decided: April 21, 1983.
IN THE MATTER OF APPLICATION OF TRANSFER OF LIQUOR CLUB LICENSE ETC. SUBURBAN DEMOCRAT CLUB, APPELLANT
Appeal from the Order of the Court of Common Pleas of Allegheny County in case of Commonwealth of Pennsylvania v. Suburban Democrat Club, No. 1594 of 1982.
Louis P. Vitti, Markovitz and Vitti, for appellant.
Felix Thau, Assistant Counsel, with him J. Leonard Langan, Chief Counsel, for appellee.
President Judge Crumlish, Jr. and Judges MacPhail and Barbieri, sitting as a panel of three. Opinion by President Judge Crumlish, Jr.
[ 73 Pa. Commw. Page 523]
The Suburban Democrat Club (Club) appeals an Allegheny Common Pleas Court order which denied an application for transfer of a liquor license. We affirm.
The Club, a private social organization, applied to transfer a club liquor license to premises located in a commercial area. Within two hundred feet of the Club there are nine other licensed establishments. Although no one contested the application, the Pennsylvania Liquor Control Board (PLCB) denied the transfer solely because of the physical proximity of the other establishments. The common pleas court affirmed, concluding that there had been no abuse of discretion by the PLCB.
Our scope of review is limited to determining whether the common pleas court committed an error of law, abused its discretion or made findings unsupported
[ 73 Pa. Commw. Page 524]
by substantial evidence. In Re: Revocation of Liquor License No. R-2193, 72 Pa. Commonwealth Ct. 367, 456 A.2d 709 (1983).
Section 404 of the Liquor Code*fn1 provides, in pertinent part:
[I]n the case of any new license or the transfer of any license to a new location the board may, in its discretion, grant or refuse such new license or transfer . . . if such new license or transfer is applied for a place which is within two hundred feet of any other premises which is licensed by the board. . . . (Emphasis added.)
This Court, in interpreting this provision, has written:
[B]y enactment of Section 404, the Legislature has given the Board the discretionary power to refuse or grant applications subject to the limitations in the Code and it is not the function of either the court of common pleas or this Court to substitute its discretion for that of the Board.
Prezioso Liquor License Case, 36 Pa. Commonwealth Ct. 92, 95, 387 A.2d 1308, 1309 (1978).

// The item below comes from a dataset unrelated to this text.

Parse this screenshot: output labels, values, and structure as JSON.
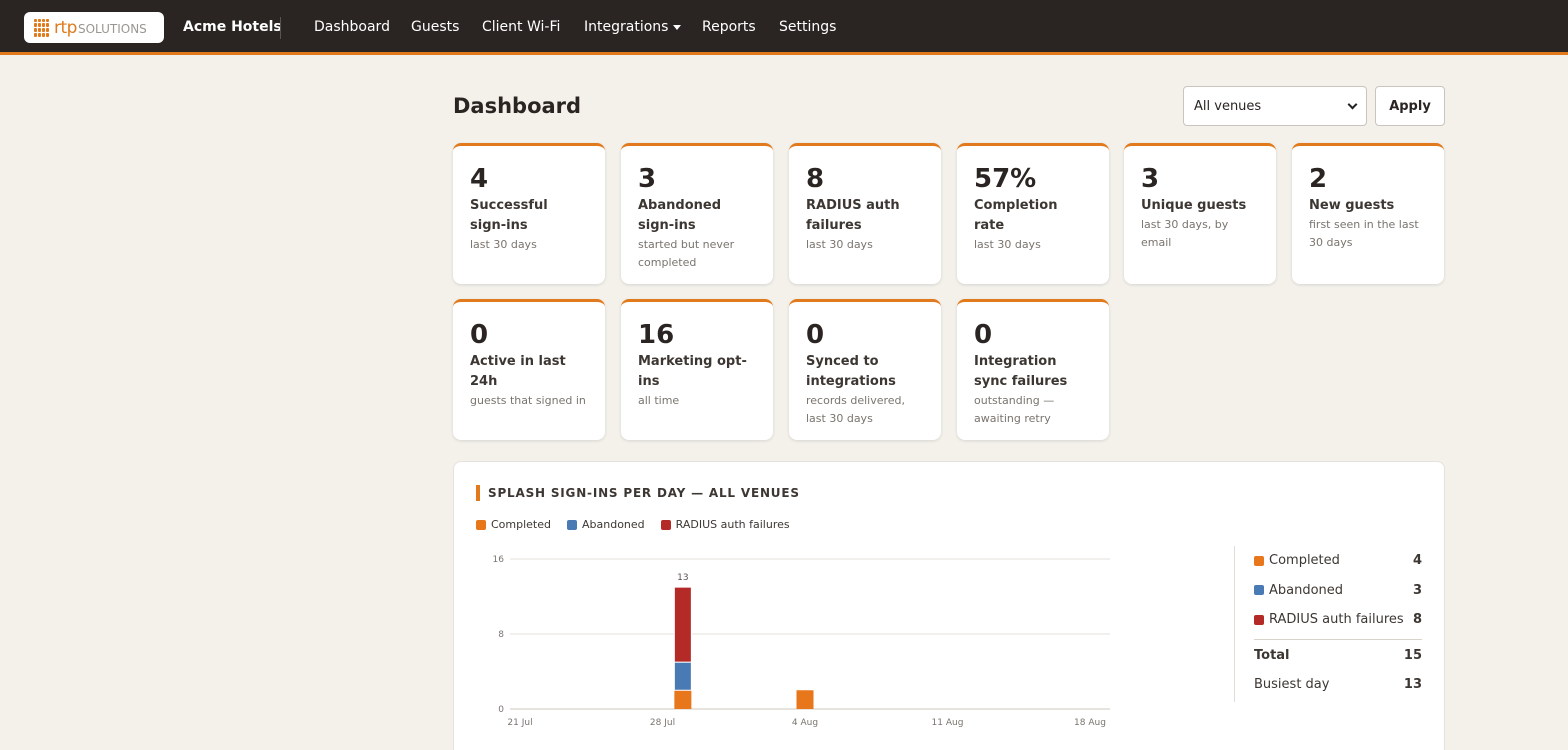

The Club argues that, because the PLCB has granted other applications within two hundred feet of each other, it was an abuse of discretion to refuse its application on that basis. In Pennsylvania Liquor Control Board v. Parker, 56 Pa. Commonwealth Ct. 486, 425 A.2d 853 (1981), in disposing of a similar argument, we wrote:
The applicant's assertion that the Board's abuse of discretion is clearly manifested by its lack of consideration of the fact that the same
[ 73 Pa. Commw. Page 525]
proximity of two hundred feet apparently served as no impediment to the previous grant of licenses to the other three licenses [sic] fails to take into account the Board's discretion as to where to draw the line as to how many, if any, licensees may be permitted within two hundred feet of each other.
Id. at 491, 425 A.2d at 856.
The Allegheny County Common Pleas Court order, No. 1594 SA 1982 dated March 1, 1982, is affirmed.